Biggest disappointment, position player: Jose Iglesias. There are no obvious candidates here, although Iglesias comes closest to qualifying. He hit .255, which wasn’t by itself an indictment. The problem has been that on-base average: .289 in 2017. It’s one of the reasons why the Tigers, if they can’t deal him before December, are almost certain to not offer him a contract in 2018. Iglesias’ salary in 2017 was $4.1 million. Given that he’ll get an arbitration-level raise, the Tigers, who are still way past any sensible payroll numbers, almost surely will take their chances next year with Dixon Machado.

Daniel Norris

Biggest disappointment, starting pitcher: Daniel Norris. The caveat here is Norris could be, alongside Fulmer, next year’s rotation star. He looked last week as if a process that for Norris has been protracted, to say the least, is moving closer to making sense. Remember that he is all of 24. He gets all the time necessary. But his talent and pitches are of significant height. And that usually wins out over the long haul.

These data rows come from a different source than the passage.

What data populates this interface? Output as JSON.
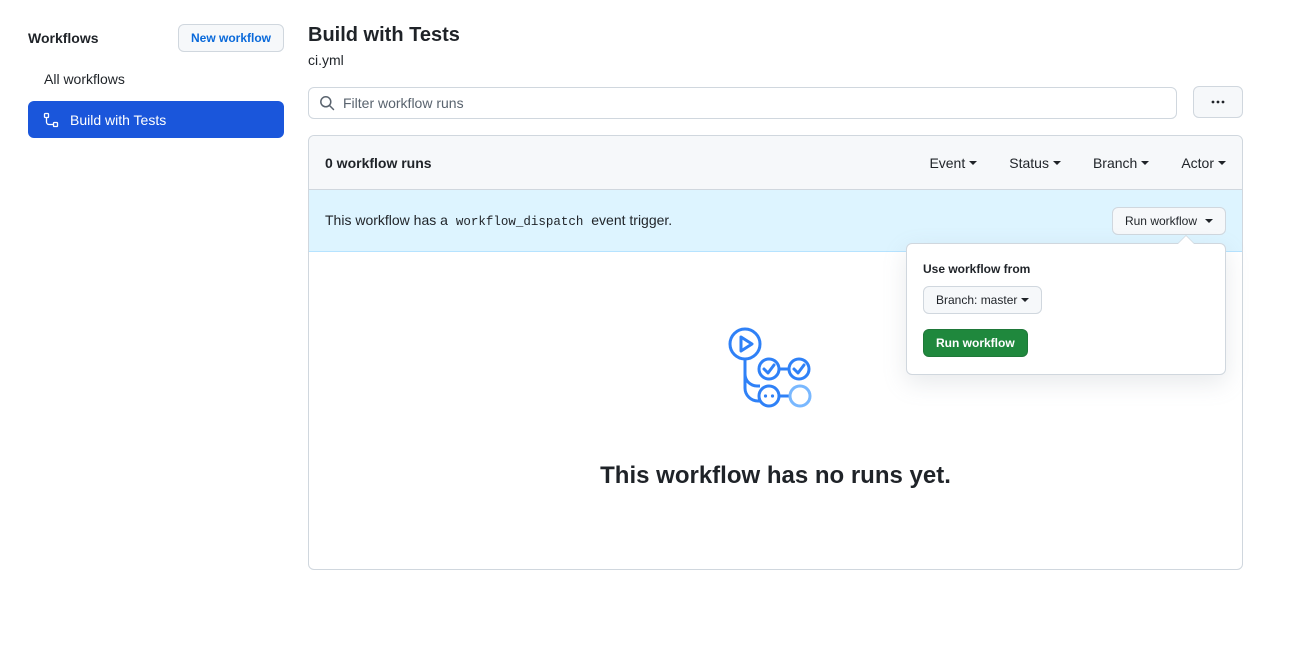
{
  "sidebar": {
    "title": "Workflows",
    "new_workflow_label": "New workflow",
    "items": [
      {
        "label": "All workflows",
        "active": false
      },
      {
        "label": "Build with Tests",
        "active": true,
        "icon": "workflow-icon"
      }
    ]
  },
  "header": {
    "title": "Build with Tests",
    "file": "ci.yml"
  },
  "search": {
    "placeholder": "Filter workflow runs",
    "value": "",
    "icon": "search-icon"
  },
  "more_menu": {
    "icon": "kebab-horizontal-icon"
  },
  "runs": {
    "count_label": "0 workflow runs",
    "filters": [
      "Event",
      "Status",
      "Branch",
      "Actor"
    ]
  },
  "dispatch": {
    "text_before": "This workflow has a",
    "code": "workflow_dispatch",
    "text_after": "event trigger.",
    "button_label": "Run workflow"
  },
  "popover": {
    "label": "Use workflow from",
    "branch_label": "Branch: master",
    "run_label": "Run workflow"
  },
  "empty_state": {
    "icon": "actions-workflow-icon",
    "title": "This workflow has no runs yet."
  },
  "colors": {
    "accent": "#1a56db",
    "link": "#0969da",
    "success": "#1f883d",
    "info_bg": "#ddf4ff"
  }
}
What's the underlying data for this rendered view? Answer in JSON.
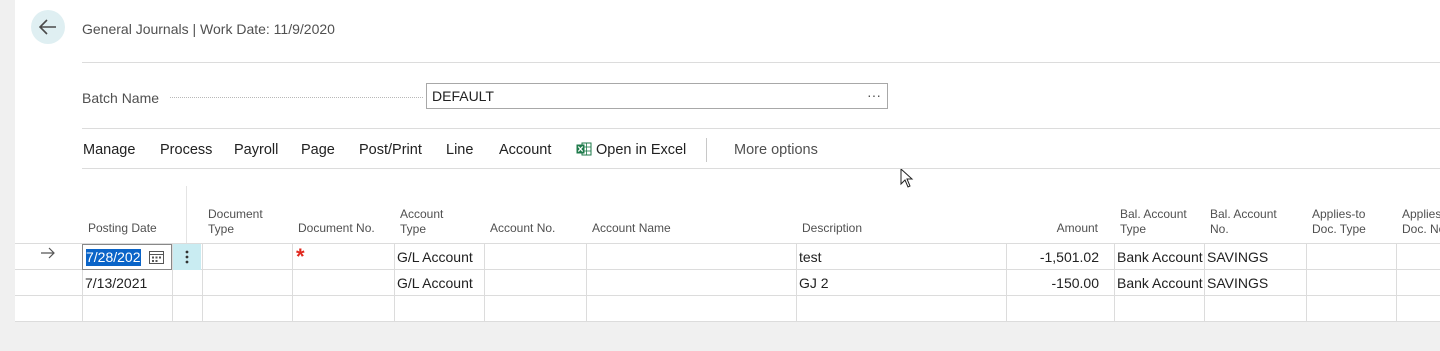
{
  "page": {
    "title": "General Journals | Work Date: 11/9/2020"
  },
  "batch": {
    "label": "Batch Name",
    "value": "DEFAULT",
    "ellipsis": "···"
  },
  "actions": {
    "manage": "Manage",
    "process": "Process",
    "payroll": "Payroll",
    "page": "Page",
    "post_print": "Post/Print",
    "line": "Line",
    "account": "Account",
    "open_in_excel": "Open in Excel",
    "more_options": "More options"
  },
  "columns": {
    "posting_date": "Posting Date",
    "document_type": [
      "Document",
      "Type"
    ],
    "document_no": "Document No.",
    "account_type": [
      "Account",
      "Type"
    ],
    "account_no": "Account No.",
    "account_name": "Account Name",
    "description": "Description",
    "amount": "Amount",
    "bal_account_type": [
      "Bal. Account",
      "Type"
    ],
    "bal_account_no": [
      "Bal. Account",
      "No."
    ],
    "applies_to_doc_type": [
      "Applies-to",
      "Doc. Type"
    ],
    "applies_to_doc_no": [
      "Applies",
      "Doc. No"
    ]
  },
  "rows": [
    {
      "posting_date": "7/28/202",
      "document_type": "",
      "document_no": "",
      "account_type": "G/L Account",
      "account_no": "",
      "account_name": "",
      "description": "test",
      "amount": "-1,501.02",
      "bal_account_type": "Bank Account",
      "bal_account_no": "SAVINGS"
    },
    {
      "posting_date": "7/13/2021",
      "document_type": "",
      "document_no": "",
      "account_type": "G/L Account",
      "account_no": "",
      "account_name": "",
      "description": "GJ 2",
      "amount": "-150.00",
      "bal_account_type": "Bank Account",
      "bal_account_no": "SAVINGS"
    }
  ],
  "icons": {
    "back": "back-arrow-icon",
    "excel": "excel-icon",
    "calendar": "calendar-icon",
    "row_menu": "vertical-ellipsis-icon",
    "current_row": "right-arrow-icon",
    "required": "required-asterisk-icon"
  },
  "colors": {
    "accent": "#0a64c8",
    "back_button_bg": "#dfeff2",
    "row_menu_bg": "#c9ecf2",
    "required": "#e0281e",
    "excel": "#1d7a4a"
  }
}
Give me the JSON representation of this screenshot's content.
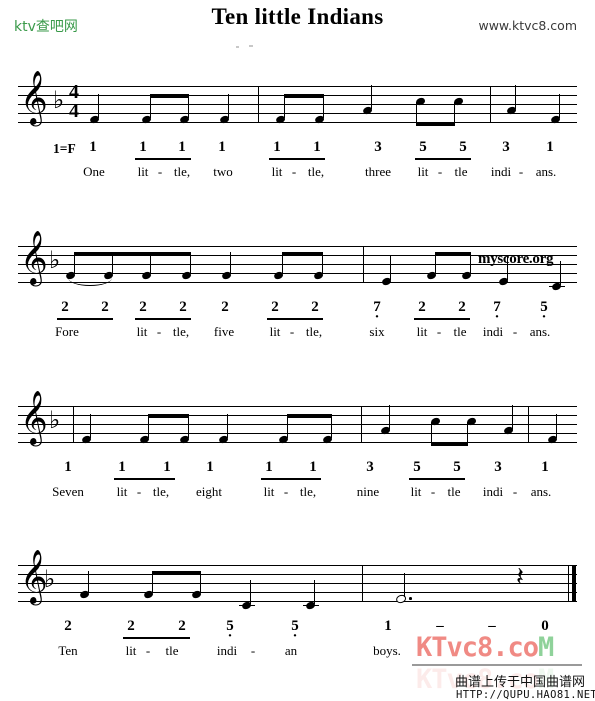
{
  "header": {
    "logo_text": "ktv查吧网",
    "title": "Ten little Indians",
    "site_text": "www.ktvc8.com"
  },
  "score": {
    "key_label": "1=F",
    "time_top": "4",
    "time_bottom": "4",
    "clef": "treble-clef",
    "key_signature": "flat"
  },
  "systems": [
    {
      "id": "system-1",
      "numbers": [
        "1",
        "1",
        "1",
        "1",
        "1",
        "1",
        "3",
        "5",
        "5",
        "3",
        "1"
      ],
      "octave_dots": [
        "",
        "",
        "",
        "",
        "",
        "",
        "",
        "",
        "",
        "",
        ""
      ],
      "lyrics": [
        "One",
        "lit",
        "-",
        "tle,",
        "two",
        "lit",
        "-",
        "tle,",
        "three",
        "lit",
        "-",
        "tle",
        "indi",
        "-",
        "ans."
      ]
    },
    {
      "id": "system-2",
      "numbers": [
        "2",
        "2",
        "2",
        "2",
        "2",
        "2",
        "2",
        "7",
        "2",
        "2",
        "7",
        "5"
      ],
      "octave_dots": [
        "",
        "",
        "",
        "",
        "",
        "",
        "",
        "low",
        "",
        "",
        "low",
        "low"
      ],
      "lyrics": [
        "Fore",
        "lit",
        "-",
        "tle,",
        "five",
        "lit",
        "-",
        "tle,",
        "six",
        "lit",
        "-",
        "tle",
        "indi",
        "-",
        "ans."
      ]
    },
    {
      "id": "system-3",
      "numbers": [
        "1",
        "1",
        "1",
        "1",
        "1",
        "1",
        "3",
        "5",
        "5",
        "3",
        "1"
      ],
      "octave_dots": [
        "",
        "",
        "",
        "",
        "",
        "",
        "",
        "",
        "",
        "",
        ""
      ],
      "lyrics": [
        "Seven",
        "lit",
        "-",
        "tle,",
        "eight",
        "lit",
        "-",
        "tle,",
        "nine",
        "lit",
        "-",
        "tle",
        "indi",
        "-",
        "ans."
      ]
    },
    {
      "id": "system-4",
      "numbers": [
        "2",
        "2",
        "2",
        "5",
        "5",
        "1",
        "–",
        "–",
        "0"
      ],
      "octave_dots": [
        "",
        "",
        "",
        "low",
        "low",
        "",
        "",
        "",
        ""
      ],
      "lyrics": [
        "Ten",
        "lit",
        "-",
        "tle",
        "indi",
        "-",
        "an",
        "boys."
      ]
    }
  ],
  "s1": {
    "n": [
      "1",
      "1",
      "1",
      "1",
      "1",
      "1",
      "3",
      "5",
      "5",
      "3",
      "1"
    ],
    "key": "1=F",
    "l": [
      "One",
      "lit",
      "-",
      "tle,",
      "two",
      "lit",
      "-",
      "tle,",
      "three",
      "lit",
      "-",
      "tle",
      "indi",
      "-",
      "ans."
    ]
  },
  "s2": {
    "n": [
      "2",
      "2",
      "2",
      "2",
      "2",
      "2",
      "2",
      "7",
      "2",
      "2",
      "7",
      "5"
    ],
    "l": [
      "Fore",
      "lit",
      "-",
      "tle,",
      "five",
      "lit",
      "-",
      "tle,",
      "six",
      "lit",
      "-",
      "tle",
      "indi",
      "-",
      "ans."
    ]
  },
  "s3": {
    "n": [
      "1",
      "1",
      "1",
      "1",
      "1",
      "1",
      "3",
      "5",
      "5",
      "3",
      "1"
    ],
    "l": [
      "Seven",
      "lit",
      "-",
      "tle,",
      "eight",
      "lit",
      "-",
      "tle,",
      "nine",
      "lit",
      "-",
      "tle",
      "indi",
      "-",
      "ans."
    ]
  },
  "s4": {
    "n": [
      "2",
      "2",
      "2",
      "5",
      "5",
      "1",
      "–",
      "–",
      "0"
    ],
    "l": [
      "Ten",
      "lit",
      "-",
      "tle",
      "indi",
      "-",
      "an",
      "boys."
    ]
  },
  "glyphs": {
    "treble": "𝄞",
    "flat": "♭",
    "quarter_rest": "𝄽",
    "dash": "–"
  },
  "watermarks": {
    "myscore": "myscore.org",
    "ktv_red": "KTvc8.co",
    "ktv_green": "M",
    "cn_text": "曲谱上传于中国曲谱网",
    "url": "HTTP://QUPU.HAO81.NET"
  },
  "colors": {
    "logo_green": "#3a9a4a",
    "wm_red": "#f08a84",
    "wm_green": "#8fd29a",
    "ink": "#000000"
  }
}
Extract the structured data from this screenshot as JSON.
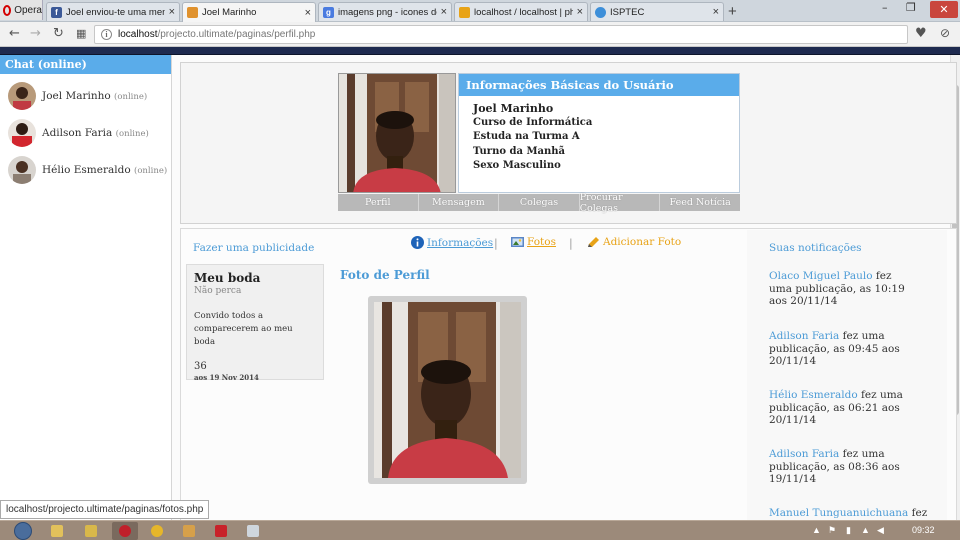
{
  "browser": {
    "menu_label": "Opera",
    "tabs": [
      {
        "label": "Joel enviou-te uma mens",
        "icon": "facebook-icon",
        "color": "#3b5998",
        "active": false
      },
      {
        "label": "Joel Marinho",
        "icon": "site-icon",
        "color": "#e0922e",
        "active": true
      },
      {
        "label": "imagens png - icones de",
        "icon": "google-icon",
        "color": "#4a7be0",
        "active": false
      },
      {
        "label": "localhost / localhost | php",
        "icon": "phpmyadmin-icon",
        "color": "#e8a317",
        "active": false
      },
      {
        "label": "ISPTEC",
        "icon": "globe-icon",
        "color": "#3d8fd9",
        "active": false
      }
    ],
    "url_host": "localhost",
    "url_path": "/projecto.ultimate/paginas/perfil.php",
    "status_url": "localhost/projecto.ultimate/paginas/fotos.php"
  },
  "chat": {
    "header": "Chat (online)",
    "users": [
      {
        "name": "Joel Marinho",
        "status": "(online)"
      },
      {
        "name": "Adilson Faria",
        "status": "(online)"
      },
      {
        "name": "Hélio Esmeraldo",
        "status": "(online)"
      }
    ]
  },
  "profile": {
    "info_title": "Informações Básicas do Usuário",
    "name": "Joel Marinho",
    "course": "Curso de Informática",
    "class": "Estuda na Turma A",
    "shift": "Turno da Manhã",
    "sex": "Sexo Masculino",
    "nav": [
      "Perfil",
      "Mensagem",
      "Colegas",
      "Procurar Colegas",
      "Feed Notícia"
    ]
  },
  "publish": {
    "link": "Fazer uma publicidade",
    "card": {
      "title": "Meu boda",
      "subtitle": "Não perca",
      "body": "Convido todos a comparecerem ao meu boda",
      "count": "36",
      "date": "aos 19 Nov 2014"
    }
  },
  "center": {
    "tabs": [
      {
        "label": "Informações",
        "icon": "info-icon",
        "color": "#4c9bd6"
      },
      {
        "label": "Fotos",
        "icon": "photos-icon",
        "color": "#e8a317"
      },
      {
        "label": "Adicionar Foto",
        "icon": "pencil-icon",
        "color": "#e8a317"
      }
    ],
    "photo_heading": "Foto de Perfil"
  },
  "notifications": {
    "header": "Suas notificações",
    "items": [
      {
        "who": "Olaco Miguel Paulo",
        "text": " fez uma publicação, as 10:19 aos 20/11/14"
      },
      {
        "who": "Adilson Faria",
        "text": " fez uma publicação, as 09:45 aos 20/11/14"
      },
      {
        "who": "Hélio Esmeraldo",
        "text": " fez uma publicação, as 06:21 aos 20/11/14"
      },
      {
        "who": "Adilson Faria",
        "text": " fez uma publicação, as 08:36 aos 19/11/14"
      },
      {
        "who": "Manuel Tunguanuichuana",
        "text": " fez"
      }
    ]
  },
  "taskbar": {
    "clock": "09:32"
  }
}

Biggest disappointment, relief pitcher: Alex Wilson. This probably was a simple case of being worn out. Wilson was saddled up so often (66 games) in 2017 he must have longed for a corral with green grass and nobody bothering him for at least two consecutive days. But his ERA and WHIP took a bashing this season, coming home at 4.50 and 1.37. Next season doesn’t figure to be easy on anyone, particularly a reliever. If the Tigers can crank back his outings even a tad, he, and they, should benefit.

JaCoby Jones

Talent that most tantalizes: JaCoby Jones. Oh, if this lad can hit even .200, the Tigers have a plus player in center field. His range is awesome. He could finish with an all-time Tigers high in defensive runs saved if he can somehow get that bat to cooperate and play a full season in center. But that’s wishing for a lot. He simply must make more contact. If he can, with that ability to romp across Comerica Park’s savannahs, he could be worth gold. Especially when he also has power.

Most likely comeback player in 2018: Miguel Cabrera. The Tigers’ medical masters believe an offseason plan designed to realign his back issues will make all the difference. Long-observed commandment in following these matters: Listen to the doctors. Cabrera is only 34. Forget not that a man named David Ortiz retired a year ago at 40 and was still slashing. Cabrera has the capacity to do the same. His fire and pride are immense. Expect him to make a Cabrera-grade recovery.